investment in AI firms. On the other hand, China already decided in 2018 to
become the global leader in AI by 2030 and has claimed several successes
already. For example, China created the company ByteDance, which developed the
social media phenomenon TikTok.
Last year, former Pentagon software chief Nicolas Chaillan told the Financial Times that China has won the artificial intelligence battle with the United States and was heading toward global dominance because of its technological advances. According to Western intelligence assessments, China is likely to dominate many of the critical emerging technologies within a decade or so, particularly in artificial intelligence, synthetic biology and genetics, the international news agency Reuters reported in October 2021.
Europe, instead, a coherent, unified strategy document remains elusive, and
successes have been few,” says Veldhuizen, citing an AIDA committee report
that only eight of today’s top 200 digital companies are domiciled in the EU.
These statistics give scale to the challenge facing Europe regarding AI. The
analyst at Sibylline suggests that the EU should accelerate the adoption of
artificial intelligence through a three-pronged strategy.
A three-pronged European
strategy and the Slovenian NpUI programme
priority must be to continue nurturing the European AI start-up ecosystem
through continued investments in innovation.” According to a report published
last year by the Joint Research Centre and the OECD, such investments must facilitate
the transformation of “AI concepts into successful products and services.” In
other words, investments need to be made to ensure that innovations actually

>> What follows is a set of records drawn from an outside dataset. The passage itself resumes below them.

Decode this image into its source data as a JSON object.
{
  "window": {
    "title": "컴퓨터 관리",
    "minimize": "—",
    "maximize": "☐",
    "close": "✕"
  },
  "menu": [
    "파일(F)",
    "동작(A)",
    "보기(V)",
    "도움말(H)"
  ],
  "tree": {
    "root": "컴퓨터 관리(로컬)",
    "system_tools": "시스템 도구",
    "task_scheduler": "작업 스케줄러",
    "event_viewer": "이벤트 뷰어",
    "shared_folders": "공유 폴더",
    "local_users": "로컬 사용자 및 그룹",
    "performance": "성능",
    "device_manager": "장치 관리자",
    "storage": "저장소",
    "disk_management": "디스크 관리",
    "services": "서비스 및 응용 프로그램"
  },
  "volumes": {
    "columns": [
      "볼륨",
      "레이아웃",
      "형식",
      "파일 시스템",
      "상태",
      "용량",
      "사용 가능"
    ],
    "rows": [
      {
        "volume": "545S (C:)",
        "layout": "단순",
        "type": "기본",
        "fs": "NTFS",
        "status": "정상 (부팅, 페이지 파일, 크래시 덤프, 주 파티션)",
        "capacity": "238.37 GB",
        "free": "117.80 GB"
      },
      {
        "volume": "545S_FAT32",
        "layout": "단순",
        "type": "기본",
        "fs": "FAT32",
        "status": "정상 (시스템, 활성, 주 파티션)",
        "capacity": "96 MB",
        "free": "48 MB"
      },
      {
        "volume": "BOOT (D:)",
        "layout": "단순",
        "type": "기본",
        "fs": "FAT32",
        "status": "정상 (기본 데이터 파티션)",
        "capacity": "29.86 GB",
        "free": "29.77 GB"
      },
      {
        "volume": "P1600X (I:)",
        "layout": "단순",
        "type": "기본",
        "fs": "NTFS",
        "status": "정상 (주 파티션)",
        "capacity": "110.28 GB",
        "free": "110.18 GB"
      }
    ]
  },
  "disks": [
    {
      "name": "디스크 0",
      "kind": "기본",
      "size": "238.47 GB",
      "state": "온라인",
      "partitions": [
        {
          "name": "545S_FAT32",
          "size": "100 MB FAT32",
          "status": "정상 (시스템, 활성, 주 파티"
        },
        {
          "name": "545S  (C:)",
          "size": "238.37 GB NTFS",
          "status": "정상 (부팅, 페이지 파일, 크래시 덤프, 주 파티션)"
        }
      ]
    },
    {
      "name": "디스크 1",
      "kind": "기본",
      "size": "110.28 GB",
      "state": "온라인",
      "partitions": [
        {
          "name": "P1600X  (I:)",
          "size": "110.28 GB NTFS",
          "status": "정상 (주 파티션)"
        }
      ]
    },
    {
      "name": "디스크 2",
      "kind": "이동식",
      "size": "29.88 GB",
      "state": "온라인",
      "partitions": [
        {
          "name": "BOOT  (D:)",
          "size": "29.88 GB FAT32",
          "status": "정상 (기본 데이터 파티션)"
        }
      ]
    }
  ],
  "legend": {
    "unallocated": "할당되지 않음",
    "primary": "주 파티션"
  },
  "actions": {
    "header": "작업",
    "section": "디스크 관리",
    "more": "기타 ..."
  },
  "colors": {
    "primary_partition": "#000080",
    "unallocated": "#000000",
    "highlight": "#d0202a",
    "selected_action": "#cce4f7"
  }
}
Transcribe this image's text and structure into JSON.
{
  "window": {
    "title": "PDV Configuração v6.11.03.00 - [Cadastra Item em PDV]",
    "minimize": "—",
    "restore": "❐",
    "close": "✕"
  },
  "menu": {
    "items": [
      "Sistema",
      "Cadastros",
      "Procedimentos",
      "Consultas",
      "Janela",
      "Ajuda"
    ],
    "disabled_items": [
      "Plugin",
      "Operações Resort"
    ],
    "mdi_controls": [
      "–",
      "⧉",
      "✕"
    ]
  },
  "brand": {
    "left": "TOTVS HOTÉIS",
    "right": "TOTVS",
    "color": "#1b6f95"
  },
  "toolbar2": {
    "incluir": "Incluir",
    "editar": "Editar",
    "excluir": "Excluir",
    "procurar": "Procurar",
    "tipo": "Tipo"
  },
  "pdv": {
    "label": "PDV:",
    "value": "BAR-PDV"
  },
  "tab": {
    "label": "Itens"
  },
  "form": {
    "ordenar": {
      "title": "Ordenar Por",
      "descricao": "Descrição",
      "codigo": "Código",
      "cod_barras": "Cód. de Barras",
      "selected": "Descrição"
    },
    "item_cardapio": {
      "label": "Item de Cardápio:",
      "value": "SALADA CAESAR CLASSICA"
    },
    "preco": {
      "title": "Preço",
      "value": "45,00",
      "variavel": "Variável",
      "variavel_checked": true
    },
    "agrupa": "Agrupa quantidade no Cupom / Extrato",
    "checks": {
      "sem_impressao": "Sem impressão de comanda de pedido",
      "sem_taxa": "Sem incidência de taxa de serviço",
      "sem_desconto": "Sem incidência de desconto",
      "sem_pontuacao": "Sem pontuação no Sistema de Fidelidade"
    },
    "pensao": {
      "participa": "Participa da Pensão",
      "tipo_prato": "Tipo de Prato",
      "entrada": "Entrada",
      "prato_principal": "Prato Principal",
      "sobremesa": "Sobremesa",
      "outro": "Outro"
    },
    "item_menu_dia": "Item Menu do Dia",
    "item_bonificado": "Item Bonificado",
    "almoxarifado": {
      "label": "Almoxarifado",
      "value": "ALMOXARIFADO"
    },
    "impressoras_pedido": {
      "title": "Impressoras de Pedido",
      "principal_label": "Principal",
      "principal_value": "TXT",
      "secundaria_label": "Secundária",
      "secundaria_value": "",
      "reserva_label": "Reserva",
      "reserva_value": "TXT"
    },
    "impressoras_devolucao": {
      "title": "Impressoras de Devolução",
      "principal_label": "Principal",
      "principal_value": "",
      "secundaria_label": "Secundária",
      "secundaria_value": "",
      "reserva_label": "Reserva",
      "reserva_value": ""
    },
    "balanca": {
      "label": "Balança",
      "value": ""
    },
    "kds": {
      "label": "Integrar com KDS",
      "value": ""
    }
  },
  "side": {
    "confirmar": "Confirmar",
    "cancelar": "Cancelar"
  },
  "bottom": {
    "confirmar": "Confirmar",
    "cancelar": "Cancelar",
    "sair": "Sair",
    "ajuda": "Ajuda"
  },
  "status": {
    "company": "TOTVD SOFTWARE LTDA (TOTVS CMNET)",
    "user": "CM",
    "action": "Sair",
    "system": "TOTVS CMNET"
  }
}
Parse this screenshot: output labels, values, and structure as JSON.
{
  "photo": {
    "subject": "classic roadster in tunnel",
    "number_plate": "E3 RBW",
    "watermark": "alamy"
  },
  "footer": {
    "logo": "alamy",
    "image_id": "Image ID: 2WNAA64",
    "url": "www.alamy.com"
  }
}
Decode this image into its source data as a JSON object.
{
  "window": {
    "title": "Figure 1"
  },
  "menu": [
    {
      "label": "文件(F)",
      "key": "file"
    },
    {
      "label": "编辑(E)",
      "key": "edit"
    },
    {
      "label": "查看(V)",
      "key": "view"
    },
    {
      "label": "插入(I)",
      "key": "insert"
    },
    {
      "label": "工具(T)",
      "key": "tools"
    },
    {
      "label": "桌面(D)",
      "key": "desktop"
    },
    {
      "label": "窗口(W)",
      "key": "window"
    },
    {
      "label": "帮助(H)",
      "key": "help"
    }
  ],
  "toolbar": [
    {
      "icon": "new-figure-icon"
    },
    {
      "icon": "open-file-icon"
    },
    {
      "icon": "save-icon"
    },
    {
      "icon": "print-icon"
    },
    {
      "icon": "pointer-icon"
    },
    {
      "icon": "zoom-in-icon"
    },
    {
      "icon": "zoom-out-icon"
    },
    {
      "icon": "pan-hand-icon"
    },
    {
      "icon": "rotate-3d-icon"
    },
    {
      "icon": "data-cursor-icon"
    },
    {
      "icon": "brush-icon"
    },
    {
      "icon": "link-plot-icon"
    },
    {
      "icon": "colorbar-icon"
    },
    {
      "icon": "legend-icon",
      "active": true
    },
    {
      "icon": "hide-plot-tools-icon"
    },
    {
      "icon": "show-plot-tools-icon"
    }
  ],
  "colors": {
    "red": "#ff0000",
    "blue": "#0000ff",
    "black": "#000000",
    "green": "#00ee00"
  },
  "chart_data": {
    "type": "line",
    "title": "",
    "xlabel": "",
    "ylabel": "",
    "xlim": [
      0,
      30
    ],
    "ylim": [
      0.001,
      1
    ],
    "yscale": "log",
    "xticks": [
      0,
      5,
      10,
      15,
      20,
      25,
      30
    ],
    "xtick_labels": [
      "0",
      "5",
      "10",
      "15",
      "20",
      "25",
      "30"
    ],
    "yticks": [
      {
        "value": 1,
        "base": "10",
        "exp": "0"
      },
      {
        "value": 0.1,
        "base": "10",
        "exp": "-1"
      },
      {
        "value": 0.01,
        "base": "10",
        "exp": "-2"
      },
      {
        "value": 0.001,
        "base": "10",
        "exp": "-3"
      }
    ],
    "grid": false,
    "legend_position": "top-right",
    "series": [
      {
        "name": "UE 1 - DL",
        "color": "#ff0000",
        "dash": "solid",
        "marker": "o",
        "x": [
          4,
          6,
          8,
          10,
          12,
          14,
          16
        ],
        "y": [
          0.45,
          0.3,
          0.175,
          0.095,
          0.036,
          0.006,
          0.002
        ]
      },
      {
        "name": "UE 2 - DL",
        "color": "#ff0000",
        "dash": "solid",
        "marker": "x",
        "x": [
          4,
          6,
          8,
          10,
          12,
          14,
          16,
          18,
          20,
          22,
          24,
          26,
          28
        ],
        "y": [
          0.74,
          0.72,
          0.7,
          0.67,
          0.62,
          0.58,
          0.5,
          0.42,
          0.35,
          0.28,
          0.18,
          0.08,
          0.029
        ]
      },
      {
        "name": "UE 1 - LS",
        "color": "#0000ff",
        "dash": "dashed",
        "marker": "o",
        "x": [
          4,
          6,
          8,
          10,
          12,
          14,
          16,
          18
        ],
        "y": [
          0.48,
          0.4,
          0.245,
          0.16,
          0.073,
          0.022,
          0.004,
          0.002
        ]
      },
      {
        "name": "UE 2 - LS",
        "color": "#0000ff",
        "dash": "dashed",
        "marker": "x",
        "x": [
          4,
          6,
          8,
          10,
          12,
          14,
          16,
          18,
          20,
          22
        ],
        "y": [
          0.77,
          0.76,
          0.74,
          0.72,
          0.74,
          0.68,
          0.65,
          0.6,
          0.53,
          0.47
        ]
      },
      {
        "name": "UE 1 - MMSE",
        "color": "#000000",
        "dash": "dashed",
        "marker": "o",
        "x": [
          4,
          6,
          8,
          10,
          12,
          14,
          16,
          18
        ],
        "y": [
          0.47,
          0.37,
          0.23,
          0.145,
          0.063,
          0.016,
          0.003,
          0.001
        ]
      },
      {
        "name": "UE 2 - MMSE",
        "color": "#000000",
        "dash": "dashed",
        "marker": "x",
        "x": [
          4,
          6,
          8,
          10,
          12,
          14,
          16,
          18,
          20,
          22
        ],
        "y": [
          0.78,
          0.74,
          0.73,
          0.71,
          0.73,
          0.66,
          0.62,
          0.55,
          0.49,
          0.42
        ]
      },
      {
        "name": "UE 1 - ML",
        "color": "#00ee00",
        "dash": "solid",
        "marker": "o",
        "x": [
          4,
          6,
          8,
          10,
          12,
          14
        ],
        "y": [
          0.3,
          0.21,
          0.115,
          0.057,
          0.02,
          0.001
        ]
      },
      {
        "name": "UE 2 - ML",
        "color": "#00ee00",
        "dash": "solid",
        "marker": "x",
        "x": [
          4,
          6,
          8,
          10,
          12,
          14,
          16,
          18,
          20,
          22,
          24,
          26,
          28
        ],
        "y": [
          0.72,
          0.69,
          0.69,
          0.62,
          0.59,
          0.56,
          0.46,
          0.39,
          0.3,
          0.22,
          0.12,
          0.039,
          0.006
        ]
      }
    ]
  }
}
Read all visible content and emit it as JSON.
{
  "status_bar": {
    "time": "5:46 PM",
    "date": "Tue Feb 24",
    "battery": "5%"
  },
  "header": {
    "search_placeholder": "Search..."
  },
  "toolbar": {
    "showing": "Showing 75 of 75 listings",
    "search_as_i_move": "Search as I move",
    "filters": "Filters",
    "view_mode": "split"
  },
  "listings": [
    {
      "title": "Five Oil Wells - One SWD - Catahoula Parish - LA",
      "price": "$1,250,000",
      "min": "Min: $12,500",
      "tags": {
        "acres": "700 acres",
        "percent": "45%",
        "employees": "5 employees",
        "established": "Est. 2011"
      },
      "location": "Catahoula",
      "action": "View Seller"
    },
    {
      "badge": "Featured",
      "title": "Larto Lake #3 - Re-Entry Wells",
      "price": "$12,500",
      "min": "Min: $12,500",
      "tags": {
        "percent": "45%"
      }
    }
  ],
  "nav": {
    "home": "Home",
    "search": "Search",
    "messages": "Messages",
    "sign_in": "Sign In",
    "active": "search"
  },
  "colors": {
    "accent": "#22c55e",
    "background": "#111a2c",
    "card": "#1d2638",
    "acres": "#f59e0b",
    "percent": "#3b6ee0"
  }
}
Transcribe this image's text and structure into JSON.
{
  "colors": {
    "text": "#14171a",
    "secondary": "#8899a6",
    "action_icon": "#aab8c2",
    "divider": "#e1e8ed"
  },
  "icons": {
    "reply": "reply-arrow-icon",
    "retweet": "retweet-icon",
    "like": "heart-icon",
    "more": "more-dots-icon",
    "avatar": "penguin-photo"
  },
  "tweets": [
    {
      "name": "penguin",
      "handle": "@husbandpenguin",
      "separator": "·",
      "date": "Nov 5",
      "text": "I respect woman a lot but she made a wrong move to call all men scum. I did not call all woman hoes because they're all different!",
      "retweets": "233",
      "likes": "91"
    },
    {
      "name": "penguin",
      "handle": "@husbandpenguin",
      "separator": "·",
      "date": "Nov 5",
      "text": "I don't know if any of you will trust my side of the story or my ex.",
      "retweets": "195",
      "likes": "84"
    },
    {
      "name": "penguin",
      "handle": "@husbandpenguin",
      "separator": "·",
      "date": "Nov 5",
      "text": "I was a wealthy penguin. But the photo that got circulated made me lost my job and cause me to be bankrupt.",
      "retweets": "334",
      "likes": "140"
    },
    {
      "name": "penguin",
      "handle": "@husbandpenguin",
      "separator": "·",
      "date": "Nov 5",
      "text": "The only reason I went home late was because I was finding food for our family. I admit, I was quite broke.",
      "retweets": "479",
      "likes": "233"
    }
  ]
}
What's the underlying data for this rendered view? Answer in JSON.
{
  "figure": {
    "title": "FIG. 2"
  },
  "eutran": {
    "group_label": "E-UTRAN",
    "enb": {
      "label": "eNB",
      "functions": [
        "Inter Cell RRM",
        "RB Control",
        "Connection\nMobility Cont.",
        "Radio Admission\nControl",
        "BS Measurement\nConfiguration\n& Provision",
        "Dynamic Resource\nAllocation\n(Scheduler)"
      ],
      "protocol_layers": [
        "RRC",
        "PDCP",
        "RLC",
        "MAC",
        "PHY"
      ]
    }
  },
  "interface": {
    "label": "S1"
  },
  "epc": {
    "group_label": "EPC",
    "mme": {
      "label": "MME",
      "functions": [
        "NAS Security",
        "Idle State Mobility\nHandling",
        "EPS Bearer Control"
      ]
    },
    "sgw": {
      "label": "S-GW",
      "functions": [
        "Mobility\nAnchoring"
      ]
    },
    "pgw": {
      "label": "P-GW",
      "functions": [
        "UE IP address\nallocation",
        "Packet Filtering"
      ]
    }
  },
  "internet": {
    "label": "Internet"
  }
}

make it to market,” Veldhuizen says.
the EU is serious about catching up on AI adoption, a crucial second pillar of
its strategy must be to encourage importing ready-made solutions from reliable
trading partners such as the US and UK.” Adopting tried and tested
innovations from abroad makes sense, especially if they can bridge existing
gaps in AI adoption or capabilities.
“The third objective
of the EU’s strategy should be a unified approach. While several countries
within the EU27 are yet to publish their national AI strategies, the EU should
already be at work to achieve a coherent synthesis of these policy papers,”
stated Veldhuizen. Only by working together can the EU take the lead in AI,
which could strengthen their calls for ethical guidelines and regulations surrounding
What is the situation for artificial intelligence in Slovenia? At the end of May 2021, the Government of the Republic of Slovenia adopted and approved the National Programme for the Promotion of the Development and Use of Artificial Intelligence in the Republic of Slovenia until 2025 (NpUI). “With the adoption of the national programme, Slovenia has joined the EU countries, which have already prepared national strategic guidelines in the field of artificial intelligence and committed to joint cooperation in this field at the EU level,” written on the gov.si website. Slovenia will build on its many years of experience and knowledge from our experts in this field.
The objectives of the NpUI program are to establish adequate support for research and use of artificial intelligence through enhanced and systematic networking of relevant stakeholders, which will be achieved through education and financial incentives for the public and private sectors. The programme also aims to strengthen technological and industrial capacity in the AI area, respond to socio-economic changes such as changes in the labour market and educational system, provide an appropriate ethical and legal framework and increase citizens’ confidence in artificial intelligence.
Author: Rok Žontar
Keywords: AI, European Union, strategy, AIDA, NpUI.
article is part of joint project of the Wilfried Martens Centre for European
Studies and the Anton Korošec Institute (INAK) Following the path of
digitalization in Slovenia and Europe. This project receives funding from the
and views set out in this article are those of the author and do not
necessarily reflect the official opinion of the European Union
institutions/Wilfried Martens Centre for European Studies/ Anton Korošec
Institute. Organizations mentioned above assume no responsibility for facts or
opinions expressed in this article or any subsequent use of the information